LONDON - Copper prices fell to four-month lows on Tuesday as expectations of further rises in exchange inventories and the soaring dollar reinforced concerns about demand for industrial metals.

Benchmark copper on the London Metal Exchange (LME) was down 0.3% at $8,028 a metric ton in the official ring. Prices of the metal used widely in the power and construction industries earlier fell to $7.956.5 a ton, the lowest since May 26.

Stocks of copper in LME registered warehouses at 168,600 tons have climbed more than 200% since the middle of July and are at their highest since May last year.

A Europe-based trader said the physical copper market was subdued. "I would not be surprised even if more copper would be delivered onto LME."

This, he said, was despite the closure of Boliden's Ronnskar smelter in June which would normally have meant consumers looking for copper in the physical market.

Expectations of fresh copper deliveries to LME warehouses have seen the discount or contango for the cash over the three-month copper contract jump to a 21-year high at $75 a ton on Monday.

Also putting pressure on industrial metals prices was the stronger U.S. currency, which when it rises makes dollar-priced metals more expensive for holders of other currencies, subduing demand and weighing on prices.

This relationship is used to generate buy and sell signals by funds who trade using numerical models.

Elsewhere, three-month zinc retreated from the near-five-month high hit on Monday as the market factored in increasing supplies of the metal used to galvanise steel and mounting stocks. It was down 2.5% at $2,536 a ton.

Combined zinc inventories in LME and warehouses monitored by the Shanghai Futures Exchange (ShFE) fell back in the second and third quarters, but they are still up around 165% year-to-date.

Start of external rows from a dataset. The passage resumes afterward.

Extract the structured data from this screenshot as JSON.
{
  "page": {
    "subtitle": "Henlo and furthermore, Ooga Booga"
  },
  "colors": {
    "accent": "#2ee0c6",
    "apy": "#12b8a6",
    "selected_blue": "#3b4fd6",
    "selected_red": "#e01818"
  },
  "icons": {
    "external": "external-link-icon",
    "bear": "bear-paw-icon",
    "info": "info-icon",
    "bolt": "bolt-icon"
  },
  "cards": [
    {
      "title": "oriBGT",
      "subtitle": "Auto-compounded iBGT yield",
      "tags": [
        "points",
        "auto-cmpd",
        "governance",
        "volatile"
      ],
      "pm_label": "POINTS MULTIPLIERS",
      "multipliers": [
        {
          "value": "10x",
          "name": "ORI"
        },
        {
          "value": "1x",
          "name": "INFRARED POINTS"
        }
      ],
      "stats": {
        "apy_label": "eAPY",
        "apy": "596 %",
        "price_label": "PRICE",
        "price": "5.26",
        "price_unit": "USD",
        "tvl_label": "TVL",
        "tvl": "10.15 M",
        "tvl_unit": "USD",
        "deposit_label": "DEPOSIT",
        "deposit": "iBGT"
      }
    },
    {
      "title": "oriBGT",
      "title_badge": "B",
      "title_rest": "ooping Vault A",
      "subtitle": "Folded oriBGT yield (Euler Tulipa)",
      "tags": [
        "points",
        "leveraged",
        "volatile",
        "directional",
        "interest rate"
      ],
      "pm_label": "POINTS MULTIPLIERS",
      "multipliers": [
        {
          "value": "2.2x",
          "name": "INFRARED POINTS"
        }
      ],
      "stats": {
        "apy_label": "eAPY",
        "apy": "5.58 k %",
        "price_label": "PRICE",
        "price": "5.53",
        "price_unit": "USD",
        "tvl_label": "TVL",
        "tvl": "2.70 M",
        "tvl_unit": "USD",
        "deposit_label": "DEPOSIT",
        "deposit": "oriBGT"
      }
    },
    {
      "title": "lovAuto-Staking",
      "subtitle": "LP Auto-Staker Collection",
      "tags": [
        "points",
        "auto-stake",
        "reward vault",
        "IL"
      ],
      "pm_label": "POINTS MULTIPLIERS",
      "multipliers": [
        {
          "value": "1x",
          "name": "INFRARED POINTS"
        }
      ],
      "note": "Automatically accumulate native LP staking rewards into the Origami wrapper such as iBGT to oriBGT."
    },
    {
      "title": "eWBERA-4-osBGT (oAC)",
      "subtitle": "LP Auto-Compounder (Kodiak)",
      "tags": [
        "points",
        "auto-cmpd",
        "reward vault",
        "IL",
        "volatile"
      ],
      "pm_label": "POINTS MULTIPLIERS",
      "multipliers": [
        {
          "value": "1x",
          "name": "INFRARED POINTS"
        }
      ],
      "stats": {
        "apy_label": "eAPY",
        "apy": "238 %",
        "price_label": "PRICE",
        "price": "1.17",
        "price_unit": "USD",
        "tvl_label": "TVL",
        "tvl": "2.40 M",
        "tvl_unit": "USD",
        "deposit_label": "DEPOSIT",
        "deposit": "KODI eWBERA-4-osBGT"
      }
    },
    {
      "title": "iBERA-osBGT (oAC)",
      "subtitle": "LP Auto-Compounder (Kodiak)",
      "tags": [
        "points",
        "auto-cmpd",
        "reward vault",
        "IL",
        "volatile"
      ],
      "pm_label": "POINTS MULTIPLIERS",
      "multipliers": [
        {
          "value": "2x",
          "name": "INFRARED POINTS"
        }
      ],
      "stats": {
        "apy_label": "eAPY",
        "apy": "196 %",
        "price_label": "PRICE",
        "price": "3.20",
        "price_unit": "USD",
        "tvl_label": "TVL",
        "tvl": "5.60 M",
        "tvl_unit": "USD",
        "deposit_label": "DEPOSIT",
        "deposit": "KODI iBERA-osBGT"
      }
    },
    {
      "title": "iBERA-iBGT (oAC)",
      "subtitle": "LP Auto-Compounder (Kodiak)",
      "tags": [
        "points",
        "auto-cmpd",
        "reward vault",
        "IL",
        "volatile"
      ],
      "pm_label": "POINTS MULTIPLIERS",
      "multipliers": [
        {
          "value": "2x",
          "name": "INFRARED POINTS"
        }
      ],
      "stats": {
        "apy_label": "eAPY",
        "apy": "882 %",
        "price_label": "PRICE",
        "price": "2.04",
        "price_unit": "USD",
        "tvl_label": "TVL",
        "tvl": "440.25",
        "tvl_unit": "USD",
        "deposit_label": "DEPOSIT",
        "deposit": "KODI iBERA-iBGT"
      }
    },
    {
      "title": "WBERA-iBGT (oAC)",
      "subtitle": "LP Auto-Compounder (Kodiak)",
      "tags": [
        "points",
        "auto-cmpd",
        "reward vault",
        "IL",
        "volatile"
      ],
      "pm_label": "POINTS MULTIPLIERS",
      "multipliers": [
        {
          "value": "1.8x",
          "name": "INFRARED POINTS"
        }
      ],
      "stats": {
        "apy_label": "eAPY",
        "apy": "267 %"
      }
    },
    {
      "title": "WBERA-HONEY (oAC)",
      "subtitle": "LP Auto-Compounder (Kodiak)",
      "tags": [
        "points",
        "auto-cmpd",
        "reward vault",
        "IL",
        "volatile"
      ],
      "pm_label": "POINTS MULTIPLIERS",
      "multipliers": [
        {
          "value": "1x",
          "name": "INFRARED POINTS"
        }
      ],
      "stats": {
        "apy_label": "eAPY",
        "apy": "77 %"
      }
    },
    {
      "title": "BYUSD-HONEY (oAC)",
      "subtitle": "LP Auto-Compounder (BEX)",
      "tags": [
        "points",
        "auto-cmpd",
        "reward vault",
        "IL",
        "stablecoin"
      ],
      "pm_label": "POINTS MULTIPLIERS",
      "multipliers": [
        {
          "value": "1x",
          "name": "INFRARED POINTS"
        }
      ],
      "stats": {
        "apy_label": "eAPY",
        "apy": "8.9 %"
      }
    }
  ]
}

In other metals, aluminium retreated 1.3% to $2,292, lead was down 0.8% at $2,128, tin rose 2.8% to $24,150 and nickel slipped 0.5% to $18,650 a ton.

(Reporting by Julian Luk; Editing by William Maclean)